It is easy to see many elected officials are supportive of continued investment and tourism there. As the representative of all 50 Nova Scotia municipalities, the Nova Scotia Federation of Municipalities (NSFM) champions opportunities for municipal economic growth and prosperity and we applaud Inverness’ continued success in attracting golfers from around the world.
However, recent discussions by both the federal and provincial governments to invest in an airport in Inverness – largely in support of a private operation – cause the NSFM great concern.
Little consideration appears to have been given to the impact the rumoured $18 million investment in an airport near the Cabot Links will have on surrounding municipalities and the business community.
The Allan J. MacEachen Airport is only an hour away in Port Hawkesbury, and it is reasonable to expect it could be sent into a tailspin. Talk of scheduled flights into a new airport are worrisome for J.A. Douglas McCurdy Airport in Sydney, just a two hour drive from Cabot Links, which has worked hard and succeeded in retaining affordable scheduled service from both Westjet and Air Canada.
Further concern stems from the lack of proper stakeholder consultation and the speed at which this particular project appears to be moving forward. Our member municipalities own many transportation assets, including airports. It is notable that neither the Allan J. MacEachen nor the Yarmouth Airport, enjoying over a thousand landings per year each, are able to access federal and provincial funding for infrastructure. In fact, both airports have survived and grown based on wise municipal and private sector investments.
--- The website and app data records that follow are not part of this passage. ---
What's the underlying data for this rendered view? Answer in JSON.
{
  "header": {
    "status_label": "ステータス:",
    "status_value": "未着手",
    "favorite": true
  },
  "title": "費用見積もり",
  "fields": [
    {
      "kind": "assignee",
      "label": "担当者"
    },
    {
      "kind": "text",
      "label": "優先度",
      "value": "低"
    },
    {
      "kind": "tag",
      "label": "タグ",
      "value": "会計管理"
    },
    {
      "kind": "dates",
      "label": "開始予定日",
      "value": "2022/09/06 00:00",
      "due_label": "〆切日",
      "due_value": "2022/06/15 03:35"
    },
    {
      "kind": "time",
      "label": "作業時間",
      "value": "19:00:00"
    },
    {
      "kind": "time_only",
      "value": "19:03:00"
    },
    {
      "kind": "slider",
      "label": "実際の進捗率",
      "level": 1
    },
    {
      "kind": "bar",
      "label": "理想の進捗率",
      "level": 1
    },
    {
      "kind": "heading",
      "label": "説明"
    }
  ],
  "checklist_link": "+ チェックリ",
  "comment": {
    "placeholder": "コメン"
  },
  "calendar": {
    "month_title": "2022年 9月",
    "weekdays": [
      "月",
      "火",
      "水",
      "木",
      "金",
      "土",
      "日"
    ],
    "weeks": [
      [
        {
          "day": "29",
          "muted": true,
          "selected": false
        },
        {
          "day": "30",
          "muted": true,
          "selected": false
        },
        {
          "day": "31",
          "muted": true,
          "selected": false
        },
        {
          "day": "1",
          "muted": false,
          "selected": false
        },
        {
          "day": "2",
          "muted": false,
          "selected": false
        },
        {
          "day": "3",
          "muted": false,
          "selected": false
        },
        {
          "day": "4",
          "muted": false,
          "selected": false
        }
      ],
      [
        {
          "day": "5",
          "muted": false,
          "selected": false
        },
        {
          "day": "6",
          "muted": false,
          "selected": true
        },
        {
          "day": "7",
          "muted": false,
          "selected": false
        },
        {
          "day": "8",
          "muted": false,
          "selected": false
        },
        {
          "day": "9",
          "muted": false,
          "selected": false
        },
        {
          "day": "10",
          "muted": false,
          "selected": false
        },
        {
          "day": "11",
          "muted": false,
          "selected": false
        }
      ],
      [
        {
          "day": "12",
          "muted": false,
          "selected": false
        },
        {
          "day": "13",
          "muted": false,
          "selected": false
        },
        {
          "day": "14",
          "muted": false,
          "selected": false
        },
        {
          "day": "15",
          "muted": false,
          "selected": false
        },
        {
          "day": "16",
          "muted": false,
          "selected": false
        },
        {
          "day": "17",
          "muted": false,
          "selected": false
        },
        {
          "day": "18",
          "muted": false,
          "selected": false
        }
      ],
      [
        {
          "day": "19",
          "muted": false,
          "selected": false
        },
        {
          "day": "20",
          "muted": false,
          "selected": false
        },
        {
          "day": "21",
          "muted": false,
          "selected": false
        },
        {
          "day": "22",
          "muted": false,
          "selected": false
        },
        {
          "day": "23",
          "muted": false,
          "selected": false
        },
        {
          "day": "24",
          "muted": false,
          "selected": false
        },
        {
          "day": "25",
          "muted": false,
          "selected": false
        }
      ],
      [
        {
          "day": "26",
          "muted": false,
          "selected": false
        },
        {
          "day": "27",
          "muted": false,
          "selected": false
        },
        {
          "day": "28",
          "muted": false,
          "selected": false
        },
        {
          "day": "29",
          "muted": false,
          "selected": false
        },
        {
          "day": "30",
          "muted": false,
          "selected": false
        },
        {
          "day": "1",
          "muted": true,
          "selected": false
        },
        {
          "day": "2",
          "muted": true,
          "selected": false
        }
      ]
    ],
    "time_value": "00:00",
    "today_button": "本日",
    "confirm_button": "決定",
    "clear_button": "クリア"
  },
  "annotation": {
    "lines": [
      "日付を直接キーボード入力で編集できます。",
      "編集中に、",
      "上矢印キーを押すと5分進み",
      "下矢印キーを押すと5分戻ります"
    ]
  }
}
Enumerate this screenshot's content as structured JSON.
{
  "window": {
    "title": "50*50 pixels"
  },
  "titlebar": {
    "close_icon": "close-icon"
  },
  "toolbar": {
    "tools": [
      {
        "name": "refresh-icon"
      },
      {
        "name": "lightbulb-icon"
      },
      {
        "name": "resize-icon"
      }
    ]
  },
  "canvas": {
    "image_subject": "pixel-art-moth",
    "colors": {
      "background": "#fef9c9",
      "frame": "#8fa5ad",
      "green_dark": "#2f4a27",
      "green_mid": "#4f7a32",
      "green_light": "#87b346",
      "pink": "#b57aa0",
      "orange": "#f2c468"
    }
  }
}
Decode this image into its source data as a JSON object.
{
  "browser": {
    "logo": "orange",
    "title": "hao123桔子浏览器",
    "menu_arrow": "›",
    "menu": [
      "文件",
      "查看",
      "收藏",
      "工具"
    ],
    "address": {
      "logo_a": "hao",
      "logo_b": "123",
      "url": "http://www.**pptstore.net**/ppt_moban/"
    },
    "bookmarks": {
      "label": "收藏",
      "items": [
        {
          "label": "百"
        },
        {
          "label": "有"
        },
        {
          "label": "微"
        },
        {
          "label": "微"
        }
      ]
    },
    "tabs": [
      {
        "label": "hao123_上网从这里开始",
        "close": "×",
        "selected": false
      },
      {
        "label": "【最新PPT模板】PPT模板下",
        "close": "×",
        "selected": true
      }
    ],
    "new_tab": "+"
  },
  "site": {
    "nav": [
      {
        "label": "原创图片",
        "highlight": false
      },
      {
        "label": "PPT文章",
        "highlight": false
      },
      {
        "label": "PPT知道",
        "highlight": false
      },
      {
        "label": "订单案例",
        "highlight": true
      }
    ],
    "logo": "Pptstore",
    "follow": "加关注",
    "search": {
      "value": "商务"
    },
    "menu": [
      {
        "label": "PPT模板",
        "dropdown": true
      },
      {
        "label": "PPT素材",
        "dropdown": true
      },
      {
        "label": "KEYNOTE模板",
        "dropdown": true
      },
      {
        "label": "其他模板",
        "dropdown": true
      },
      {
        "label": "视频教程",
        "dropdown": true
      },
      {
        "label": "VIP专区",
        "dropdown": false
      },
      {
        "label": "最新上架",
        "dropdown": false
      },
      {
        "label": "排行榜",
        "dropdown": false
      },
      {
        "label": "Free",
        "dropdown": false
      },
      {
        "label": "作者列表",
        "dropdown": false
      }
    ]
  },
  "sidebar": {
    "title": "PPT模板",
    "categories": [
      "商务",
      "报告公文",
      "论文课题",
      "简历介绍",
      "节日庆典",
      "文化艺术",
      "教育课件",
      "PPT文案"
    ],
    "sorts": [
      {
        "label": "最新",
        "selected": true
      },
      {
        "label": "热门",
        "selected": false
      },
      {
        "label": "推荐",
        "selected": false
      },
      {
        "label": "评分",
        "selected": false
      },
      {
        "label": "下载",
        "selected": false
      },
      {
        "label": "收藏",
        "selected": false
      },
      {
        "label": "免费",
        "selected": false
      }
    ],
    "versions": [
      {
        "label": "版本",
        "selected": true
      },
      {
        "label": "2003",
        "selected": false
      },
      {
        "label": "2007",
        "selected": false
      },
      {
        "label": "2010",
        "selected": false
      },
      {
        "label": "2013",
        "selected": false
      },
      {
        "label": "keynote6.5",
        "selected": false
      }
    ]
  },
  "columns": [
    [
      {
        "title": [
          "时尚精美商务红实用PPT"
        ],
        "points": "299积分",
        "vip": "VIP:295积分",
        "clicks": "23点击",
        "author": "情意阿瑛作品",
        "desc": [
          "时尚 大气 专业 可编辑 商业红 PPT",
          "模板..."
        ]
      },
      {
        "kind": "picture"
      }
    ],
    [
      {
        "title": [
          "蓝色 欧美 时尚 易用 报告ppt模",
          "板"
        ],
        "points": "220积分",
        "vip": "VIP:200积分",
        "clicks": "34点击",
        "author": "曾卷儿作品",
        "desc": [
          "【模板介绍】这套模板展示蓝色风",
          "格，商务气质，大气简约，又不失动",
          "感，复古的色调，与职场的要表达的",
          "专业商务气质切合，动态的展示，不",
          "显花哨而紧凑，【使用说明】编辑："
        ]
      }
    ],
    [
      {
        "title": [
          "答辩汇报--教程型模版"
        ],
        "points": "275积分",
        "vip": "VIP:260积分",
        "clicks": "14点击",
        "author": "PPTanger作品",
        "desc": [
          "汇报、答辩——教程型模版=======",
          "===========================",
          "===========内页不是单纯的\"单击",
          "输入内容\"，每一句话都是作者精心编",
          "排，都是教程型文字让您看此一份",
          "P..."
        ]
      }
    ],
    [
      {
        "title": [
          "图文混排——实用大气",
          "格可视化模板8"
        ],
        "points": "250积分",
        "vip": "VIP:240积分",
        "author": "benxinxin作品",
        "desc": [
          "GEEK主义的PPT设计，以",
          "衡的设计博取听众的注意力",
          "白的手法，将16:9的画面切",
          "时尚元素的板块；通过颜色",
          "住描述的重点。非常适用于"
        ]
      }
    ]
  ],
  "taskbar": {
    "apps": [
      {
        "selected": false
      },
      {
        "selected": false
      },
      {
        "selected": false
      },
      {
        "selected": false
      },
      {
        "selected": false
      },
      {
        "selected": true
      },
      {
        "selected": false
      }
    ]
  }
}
It is our position that funding for this project should be paused and other levels of government should engage with municipalities and other stakeholders to develop and fund a provincial airport strategy.
This strategy should focus on building on current successes and ensure that investments are made fairly across the province that maximize the benefit to all residents and communities. Ultimately, a project should only be funded if it does not cause undue harm to existing assets and businesses and only if it supports the greater good.
Let’s take some time and have a conversation and make sure this process is fair to everyone in Nova Scotia.
President, Nova Scotia
Federation of Municipalities